(Component data from apps and pages)
· · · · ·

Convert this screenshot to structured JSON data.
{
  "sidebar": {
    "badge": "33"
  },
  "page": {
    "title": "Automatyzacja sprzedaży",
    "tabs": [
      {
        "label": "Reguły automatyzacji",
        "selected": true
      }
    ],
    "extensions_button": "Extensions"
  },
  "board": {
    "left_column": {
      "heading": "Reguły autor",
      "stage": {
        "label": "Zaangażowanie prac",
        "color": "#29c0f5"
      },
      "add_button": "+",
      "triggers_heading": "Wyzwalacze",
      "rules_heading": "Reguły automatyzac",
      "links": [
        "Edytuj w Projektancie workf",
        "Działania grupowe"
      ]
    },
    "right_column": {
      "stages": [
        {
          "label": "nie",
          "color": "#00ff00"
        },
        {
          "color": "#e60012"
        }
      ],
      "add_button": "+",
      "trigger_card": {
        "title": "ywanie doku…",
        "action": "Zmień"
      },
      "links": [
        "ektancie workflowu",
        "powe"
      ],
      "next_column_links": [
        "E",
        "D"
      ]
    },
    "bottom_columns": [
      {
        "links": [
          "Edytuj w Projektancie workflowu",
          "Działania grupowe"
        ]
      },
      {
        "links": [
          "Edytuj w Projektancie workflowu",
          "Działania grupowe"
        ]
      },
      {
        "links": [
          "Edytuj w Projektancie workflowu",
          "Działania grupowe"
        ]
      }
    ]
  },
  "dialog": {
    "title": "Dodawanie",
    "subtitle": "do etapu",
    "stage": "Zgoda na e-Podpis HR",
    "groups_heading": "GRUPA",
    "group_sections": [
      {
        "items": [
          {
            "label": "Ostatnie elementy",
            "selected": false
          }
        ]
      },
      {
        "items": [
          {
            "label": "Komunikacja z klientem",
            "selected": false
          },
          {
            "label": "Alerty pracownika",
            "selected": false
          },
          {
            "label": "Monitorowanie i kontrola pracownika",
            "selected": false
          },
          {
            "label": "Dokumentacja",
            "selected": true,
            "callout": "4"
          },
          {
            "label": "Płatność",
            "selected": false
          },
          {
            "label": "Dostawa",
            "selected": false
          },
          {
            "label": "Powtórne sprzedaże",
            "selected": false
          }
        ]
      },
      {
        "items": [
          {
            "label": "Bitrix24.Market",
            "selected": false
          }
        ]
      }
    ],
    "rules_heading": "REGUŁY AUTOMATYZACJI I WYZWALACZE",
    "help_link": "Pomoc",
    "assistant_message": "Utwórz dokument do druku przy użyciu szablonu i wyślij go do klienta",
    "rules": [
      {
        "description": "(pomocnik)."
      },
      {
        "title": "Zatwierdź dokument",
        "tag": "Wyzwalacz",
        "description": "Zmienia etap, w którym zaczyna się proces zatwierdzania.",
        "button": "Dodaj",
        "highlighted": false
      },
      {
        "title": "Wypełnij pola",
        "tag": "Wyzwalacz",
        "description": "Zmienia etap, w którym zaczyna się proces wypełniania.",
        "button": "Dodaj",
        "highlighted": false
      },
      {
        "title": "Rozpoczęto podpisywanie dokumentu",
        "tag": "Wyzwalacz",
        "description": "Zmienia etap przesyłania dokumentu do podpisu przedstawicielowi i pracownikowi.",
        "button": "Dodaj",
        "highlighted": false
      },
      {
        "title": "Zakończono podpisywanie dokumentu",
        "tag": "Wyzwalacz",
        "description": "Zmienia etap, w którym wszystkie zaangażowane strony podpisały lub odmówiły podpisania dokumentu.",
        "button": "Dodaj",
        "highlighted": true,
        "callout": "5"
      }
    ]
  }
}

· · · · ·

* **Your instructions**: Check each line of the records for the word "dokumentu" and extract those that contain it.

* **Exercise output**:
        "title": "Rozpoczęto podpisywanie dokumentu",
        "description": "Zmienia etap przesyłania dokumentu do podpisu przedstawicielowi i pracownikowi.",
        "title": "Zakończono podpisywanie dokumentu",
        "description": "Zmienia etap, w którym wszystkie zaangażowane strony podpisały lub odmówiły podpisania dokumentu.",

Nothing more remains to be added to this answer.